My heart wrestles with the magnitude of surrendering you to the rest of the world. You are so ready. But I’m not sure that I am. It’s tempting to keep you thethered to me. As safe as the straps that held you into your buggy that day.

As safe as your small hand held tight in mine on your first day of school.

I wrote notes in your lunchbox to secure you to me. Then came the daily updates about your day that you relayed to me. That was another invisible bond between us.

We’ll still have that hopefully. Even when you are forging your way out there in the sometimes turbulent world of secondary school. But I know that along with the new joy you’ll find, that you always find, you’ll have moments when there will be new challenges and I can no longer be there to catch you.

I’ll hold those silver threads that bond us so tightly looped around my heart, knowing that I’ve done everything I can to prepare you for what comes next.

But your gain is my loss.
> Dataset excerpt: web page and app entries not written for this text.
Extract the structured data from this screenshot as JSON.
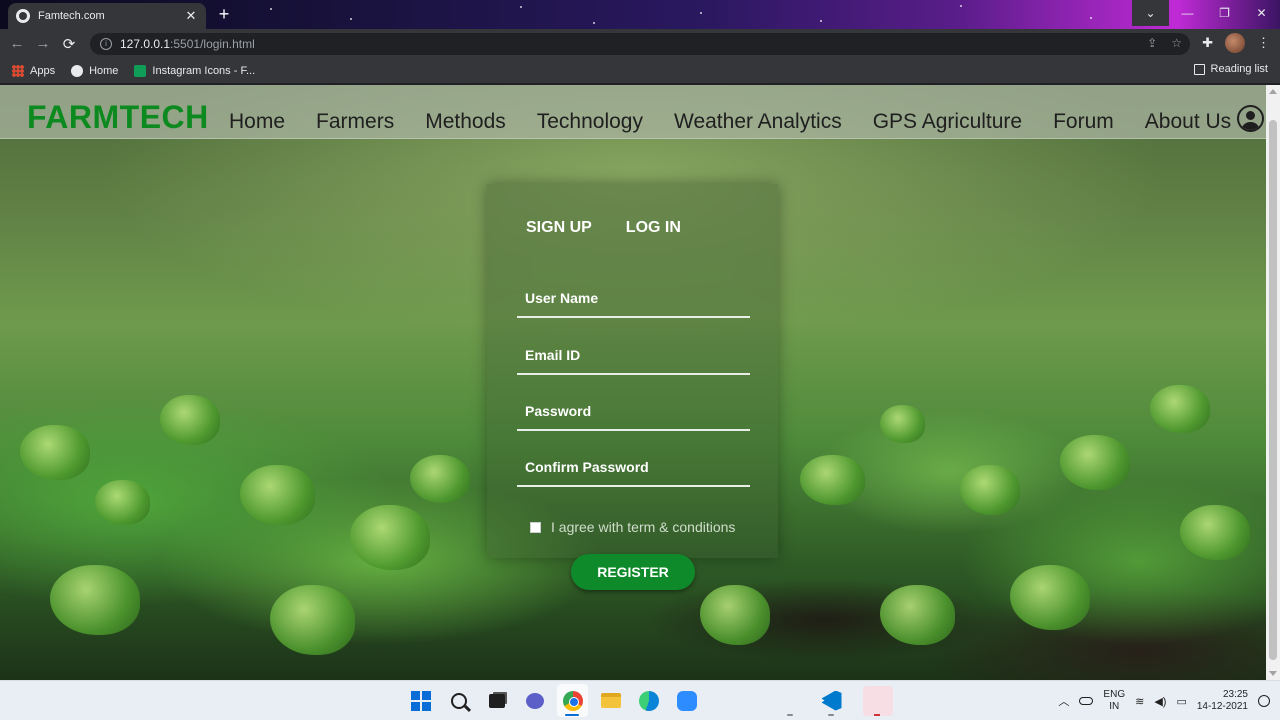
{
  "browser": {
    "tab_title": "Famtech.com",
    "tab_close": "✕",
    "new_tab": "+",
    "url_host": "127.0.0.1",
    "url_rest": ":5501/login.html",
    "bookmarks": [
      "Apps",
      "Home",
      "Instagram Icons - F..."
    ],
    "reading_list": "Reading list",
    "window_controls": [
      "⌄",
      "—",
      "❐",
      "✕"
    ],
    "nav": [
      "←",
      "→",
      "⟳"
    ]
  },
  "site": {
    "logo": "FARMTECH",
    "menu": [
      "Home",
      "Farmers",
      "Methods",
      "Technology",
      "Weather Analytics",
      "GPS Agriculture",
      "Forum",
      "About Us"
    ],
    "brand_color": "#0d8a1f"
  },
  "form": {
    "tabs": [
      "SIGN UP",
      "LOG IN"
    ],
    "fields": [
      {
        "placeholder": "User Name",
        "value": ""
      },
      {
        "placeholder": "Email ID",
        "value": ""
      },
      {
        "placeholder": "Password",
        "value": ""
      },
      {
        "placeholder": "Confirm Password",
        "value": ""
      }
    ],
    "agree_text": "I agree with term & conditions",
    "agree_checked": false,
    "submit_label": "REGISTER",
    "submit_color": "#0f8a2a"
  },
  "taskbar": {
    "lang_top": "ENG",
    "lang_bottom": "IN",
    "time": "23:25",
    "date": "14-12-2021"
  }
}
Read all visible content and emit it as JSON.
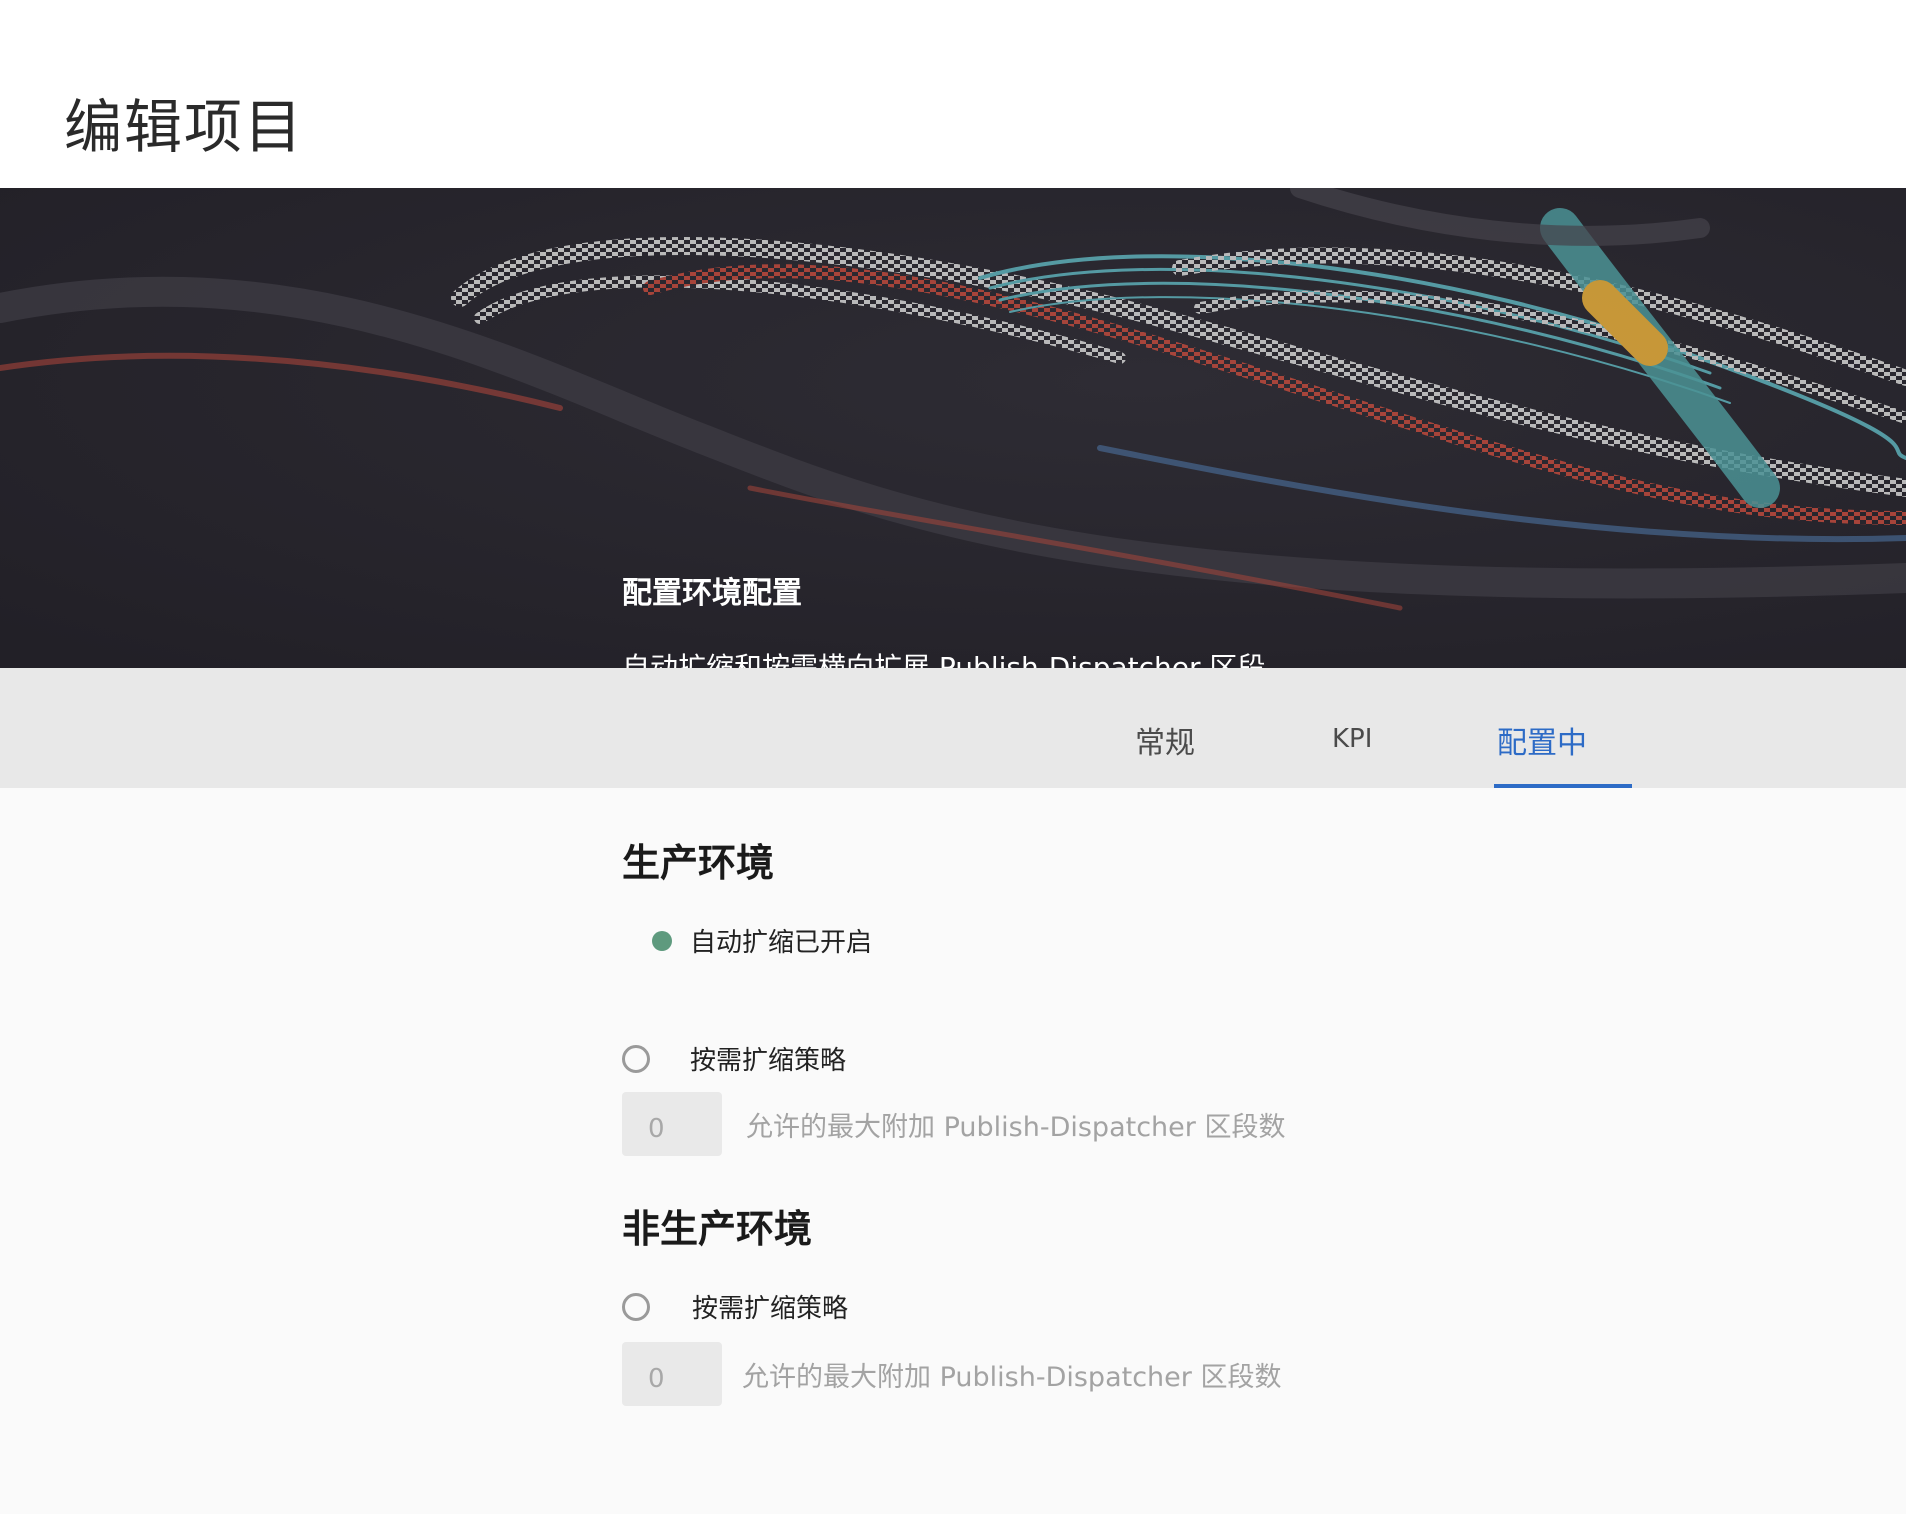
{
  "page": {
    "title": "编辑项目"
  },
  "hero": {
    "title": "配置环境配置",
    "subtitle": "自动扩缩和按需横向扩展 Publish-Dispatcher 区段"
  },
  "tabs": [
    {
      "label": "常规",
      "active": false
    },
    {
      "label": "KPI",
      "active": false
    },
    {
      "label": "配置中",
      "active": true
    }
  ],
  "production": {
    "heading": "生产环境",
    "autoscale_status": "自动扩缩已开启",
    "on_demand_label": "按需扩缩策略",
    "max_segments": {
      "value": "0",
      "hint": "允许的最大附加 Publish-Dispatcher 区段数"
    }
  },
  "non_production": {
    "heading": "非生产环境",
    "on_demand_label": "按需扩缩策略",
    "max_segments": {
      "value": "0",
      "hint": "允许的最大附加 Publish-Dispatcher 区段数"
    }
  },
  "colors": {
    "accent": "#2d6bc6",
    "status_on": "#5e9a7e",
    "hero_bg": "#27252c",
    "tab_bar_bg": "#e8e8e8"
  }
}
I guess that is motherhood –both hoping you’ll stay while also desperately needing you to fly.

I came across this poem by Linda Pastan that explains these feelings better than I can.

When I taught you

At eight to ride

A bicycle, loping along

Beside you

As you wobbled away

On two round wheels,

To my own mouth rounding

In surprise when you pulled

Ahead down the curved

Path of the park,

I kept waiting

For the thud

Of your crash as I

Sprinted to catch up,

While you grew

smaller, more breakable

with distance,

pumping, pumping

for your life, screaming

with laughter

the hair flapping

behind you like a

handkerchief waving

goodbye.